▸ PROBLEM DETAILS:
Pull every line from the records that has the word "this" in it.

▸ PROVIDED MATERIAL:
---
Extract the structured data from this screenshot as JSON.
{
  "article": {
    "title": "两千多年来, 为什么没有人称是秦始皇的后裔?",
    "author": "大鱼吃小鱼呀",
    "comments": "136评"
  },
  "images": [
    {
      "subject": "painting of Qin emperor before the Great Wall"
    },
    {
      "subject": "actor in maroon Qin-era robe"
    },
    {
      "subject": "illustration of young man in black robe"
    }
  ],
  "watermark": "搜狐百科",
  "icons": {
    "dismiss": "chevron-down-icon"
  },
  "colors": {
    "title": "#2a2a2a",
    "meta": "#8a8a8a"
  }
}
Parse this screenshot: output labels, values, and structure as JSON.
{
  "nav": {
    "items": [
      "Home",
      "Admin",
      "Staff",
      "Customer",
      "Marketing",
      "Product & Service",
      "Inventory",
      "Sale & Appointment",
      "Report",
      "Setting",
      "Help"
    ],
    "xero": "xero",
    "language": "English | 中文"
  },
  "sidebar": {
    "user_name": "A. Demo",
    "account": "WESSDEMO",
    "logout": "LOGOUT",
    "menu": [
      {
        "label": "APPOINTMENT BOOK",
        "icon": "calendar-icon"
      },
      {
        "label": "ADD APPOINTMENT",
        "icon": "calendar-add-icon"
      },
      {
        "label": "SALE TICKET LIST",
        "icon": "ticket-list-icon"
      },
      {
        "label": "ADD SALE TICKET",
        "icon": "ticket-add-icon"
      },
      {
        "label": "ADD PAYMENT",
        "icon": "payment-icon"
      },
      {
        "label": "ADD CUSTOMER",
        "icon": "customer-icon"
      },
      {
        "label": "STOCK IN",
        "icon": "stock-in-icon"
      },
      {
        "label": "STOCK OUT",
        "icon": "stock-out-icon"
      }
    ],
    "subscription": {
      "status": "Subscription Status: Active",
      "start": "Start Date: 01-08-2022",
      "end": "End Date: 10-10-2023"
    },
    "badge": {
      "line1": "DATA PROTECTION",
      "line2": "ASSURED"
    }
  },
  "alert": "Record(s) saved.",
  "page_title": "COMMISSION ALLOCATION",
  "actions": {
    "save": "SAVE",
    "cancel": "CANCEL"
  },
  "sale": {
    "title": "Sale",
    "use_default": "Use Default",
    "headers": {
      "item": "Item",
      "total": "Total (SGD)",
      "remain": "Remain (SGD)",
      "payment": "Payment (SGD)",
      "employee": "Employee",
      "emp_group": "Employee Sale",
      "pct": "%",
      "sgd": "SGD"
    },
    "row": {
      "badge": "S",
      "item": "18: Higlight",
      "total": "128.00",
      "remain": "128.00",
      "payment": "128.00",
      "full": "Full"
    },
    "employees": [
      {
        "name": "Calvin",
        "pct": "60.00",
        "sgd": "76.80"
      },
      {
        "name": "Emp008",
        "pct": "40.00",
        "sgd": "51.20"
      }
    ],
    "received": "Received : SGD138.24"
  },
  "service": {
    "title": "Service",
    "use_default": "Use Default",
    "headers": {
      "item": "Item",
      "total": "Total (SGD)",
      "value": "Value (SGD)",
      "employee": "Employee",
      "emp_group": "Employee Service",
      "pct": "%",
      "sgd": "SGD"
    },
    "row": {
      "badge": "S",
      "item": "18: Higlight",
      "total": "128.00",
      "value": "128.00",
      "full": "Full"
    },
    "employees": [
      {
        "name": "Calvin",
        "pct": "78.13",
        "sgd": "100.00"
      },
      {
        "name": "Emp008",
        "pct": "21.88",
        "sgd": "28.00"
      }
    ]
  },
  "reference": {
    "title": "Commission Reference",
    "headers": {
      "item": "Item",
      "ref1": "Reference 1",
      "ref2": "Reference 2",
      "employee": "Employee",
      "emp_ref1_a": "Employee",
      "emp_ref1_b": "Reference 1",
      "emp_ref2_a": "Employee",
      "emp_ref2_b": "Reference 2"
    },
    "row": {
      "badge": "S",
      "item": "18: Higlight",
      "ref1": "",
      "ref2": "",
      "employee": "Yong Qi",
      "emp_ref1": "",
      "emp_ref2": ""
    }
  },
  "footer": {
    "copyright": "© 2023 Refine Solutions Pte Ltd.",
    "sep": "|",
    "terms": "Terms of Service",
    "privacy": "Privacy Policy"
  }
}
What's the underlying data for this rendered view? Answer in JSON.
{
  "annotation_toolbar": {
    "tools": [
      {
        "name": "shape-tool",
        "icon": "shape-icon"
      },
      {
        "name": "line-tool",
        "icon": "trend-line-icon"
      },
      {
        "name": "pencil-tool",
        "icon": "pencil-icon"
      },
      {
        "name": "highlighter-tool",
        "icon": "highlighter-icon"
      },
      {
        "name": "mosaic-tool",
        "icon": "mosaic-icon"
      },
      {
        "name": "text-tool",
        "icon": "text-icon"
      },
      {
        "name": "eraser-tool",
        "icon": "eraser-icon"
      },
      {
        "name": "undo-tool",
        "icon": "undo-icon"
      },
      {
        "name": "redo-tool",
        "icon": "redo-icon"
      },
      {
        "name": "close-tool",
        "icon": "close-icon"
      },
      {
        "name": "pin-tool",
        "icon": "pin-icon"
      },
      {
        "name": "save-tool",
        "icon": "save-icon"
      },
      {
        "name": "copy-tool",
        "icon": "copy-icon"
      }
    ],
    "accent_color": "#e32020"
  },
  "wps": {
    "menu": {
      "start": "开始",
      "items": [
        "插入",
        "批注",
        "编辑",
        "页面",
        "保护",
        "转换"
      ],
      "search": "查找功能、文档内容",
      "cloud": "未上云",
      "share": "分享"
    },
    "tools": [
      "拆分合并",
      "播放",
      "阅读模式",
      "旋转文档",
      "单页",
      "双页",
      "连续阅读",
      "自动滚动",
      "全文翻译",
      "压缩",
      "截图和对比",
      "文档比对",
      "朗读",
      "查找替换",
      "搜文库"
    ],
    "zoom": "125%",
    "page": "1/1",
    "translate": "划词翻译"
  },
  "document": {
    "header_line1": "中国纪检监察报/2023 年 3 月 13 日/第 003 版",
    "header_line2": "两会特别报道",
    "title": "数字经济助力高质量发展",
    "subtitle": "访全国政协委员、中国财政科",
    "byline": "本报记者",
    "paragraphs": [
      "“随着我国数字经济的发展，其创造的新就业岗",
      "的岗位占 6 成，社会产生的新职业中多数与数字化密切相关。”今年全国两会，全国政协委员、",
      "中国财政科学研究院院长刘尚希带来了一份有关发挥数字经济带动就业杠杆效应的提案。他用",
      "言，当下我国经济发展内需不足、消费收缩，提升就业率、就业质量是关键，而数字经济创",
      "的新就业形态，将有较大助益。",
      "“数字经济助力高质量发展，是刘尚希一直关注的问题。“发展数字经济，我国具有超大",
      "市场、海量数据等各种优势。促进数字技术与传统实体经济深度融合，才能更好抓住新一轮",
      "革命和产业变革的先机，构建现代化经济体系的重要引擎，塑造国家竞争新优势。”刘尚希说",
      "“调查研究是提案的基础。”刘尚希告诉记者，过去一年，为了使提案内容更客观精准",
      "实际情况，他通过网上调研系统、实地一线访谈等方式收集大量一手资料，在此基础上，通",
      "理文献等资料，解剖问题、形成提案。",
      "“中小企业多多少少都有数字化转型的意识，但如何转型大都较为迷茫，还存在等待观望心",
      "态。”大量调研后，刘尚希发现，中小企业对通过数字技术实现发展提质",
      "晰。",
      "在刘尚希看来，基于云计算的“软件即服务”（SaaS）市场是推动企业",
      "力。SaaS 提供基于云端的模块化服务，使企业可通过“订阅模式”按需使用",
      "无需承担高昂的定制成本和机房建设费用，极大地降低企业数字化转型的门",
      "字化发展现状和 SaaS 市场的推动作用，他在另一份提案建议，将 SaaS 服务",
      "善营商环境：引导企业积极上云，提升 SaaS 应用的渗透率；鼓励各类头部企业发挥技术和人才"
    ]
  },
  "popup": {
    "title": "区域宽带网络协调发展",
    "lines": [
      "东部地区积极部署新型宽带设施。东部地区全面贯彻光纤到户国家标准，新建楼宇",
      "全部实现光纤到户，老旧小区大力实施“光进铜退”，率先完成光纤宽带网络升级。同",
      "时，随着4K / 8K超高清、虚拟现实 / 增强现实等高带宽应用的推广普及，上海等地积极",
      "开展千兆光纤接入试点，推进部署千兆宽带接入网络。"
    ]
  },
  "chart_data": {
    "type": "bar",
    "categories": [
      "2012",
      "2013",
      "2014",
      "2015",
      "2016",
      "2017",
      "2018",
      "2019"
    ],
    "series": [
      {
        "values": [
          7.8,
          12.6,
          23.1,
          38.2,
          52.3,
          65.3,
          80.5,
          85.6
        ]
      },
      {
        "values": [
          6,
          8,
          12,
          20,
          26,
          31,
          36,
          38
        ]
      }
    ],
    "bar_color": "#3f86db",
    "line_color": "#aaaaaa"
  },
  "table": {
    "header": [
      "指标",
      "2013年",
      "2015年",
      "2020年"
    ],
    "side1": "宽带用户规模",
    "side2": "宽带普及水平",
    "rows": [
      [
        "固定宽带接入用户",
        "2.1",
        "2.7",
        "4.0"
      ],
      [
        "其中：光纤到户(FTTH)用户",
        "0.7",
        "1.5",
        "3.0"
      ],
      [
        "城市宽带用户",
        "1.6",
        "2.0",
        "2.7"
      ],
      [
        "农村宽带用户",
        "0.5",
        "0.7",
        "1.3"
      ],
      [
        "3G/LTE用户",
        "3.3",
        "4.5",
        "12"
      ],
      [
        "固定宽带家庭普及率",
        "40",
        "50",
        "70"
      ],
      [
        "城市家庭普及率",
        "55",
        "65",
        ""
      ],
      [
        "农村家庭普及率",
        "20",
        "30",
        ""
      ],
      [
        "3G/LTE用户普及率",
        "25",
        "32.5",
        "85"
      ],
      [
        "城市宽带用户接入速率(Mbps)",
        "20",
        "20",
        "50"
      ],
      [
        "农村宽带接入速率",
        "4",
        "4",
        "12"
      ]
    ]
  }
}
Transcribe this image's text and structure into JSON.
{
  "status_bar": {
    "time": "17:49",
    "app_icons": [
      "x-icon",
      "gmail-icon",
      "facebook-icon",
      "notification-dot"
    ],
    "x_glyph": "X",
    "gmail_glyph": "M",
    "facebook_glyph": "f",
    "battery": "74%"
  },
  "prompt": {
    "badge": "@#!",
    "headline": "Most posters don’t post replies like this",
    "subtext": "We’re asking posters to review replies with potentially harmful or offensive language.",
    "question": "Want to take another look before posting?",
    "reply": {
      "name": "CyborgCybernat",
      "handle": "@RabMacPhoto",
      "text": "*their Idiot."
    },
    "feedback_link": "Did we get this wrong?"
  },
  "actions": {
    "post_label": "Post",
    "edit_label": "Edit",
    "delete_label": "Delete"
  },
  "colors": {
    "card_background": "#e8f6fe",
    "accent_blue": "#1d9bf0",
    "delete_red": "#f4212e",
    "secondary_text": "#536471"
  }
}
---
▸ RESPONSE:
Extract the structured data from this screenshot as JSON.
Parse this screenshot: output labels, values, and structure as JSON.
What's the underlying data for this rendered view? Answer in JSON.
Transcribe this image's text and structure into JSON.
    "headline": "Most posters don’t post replies like this",
    "feedback_link": "Did we get this wrong?"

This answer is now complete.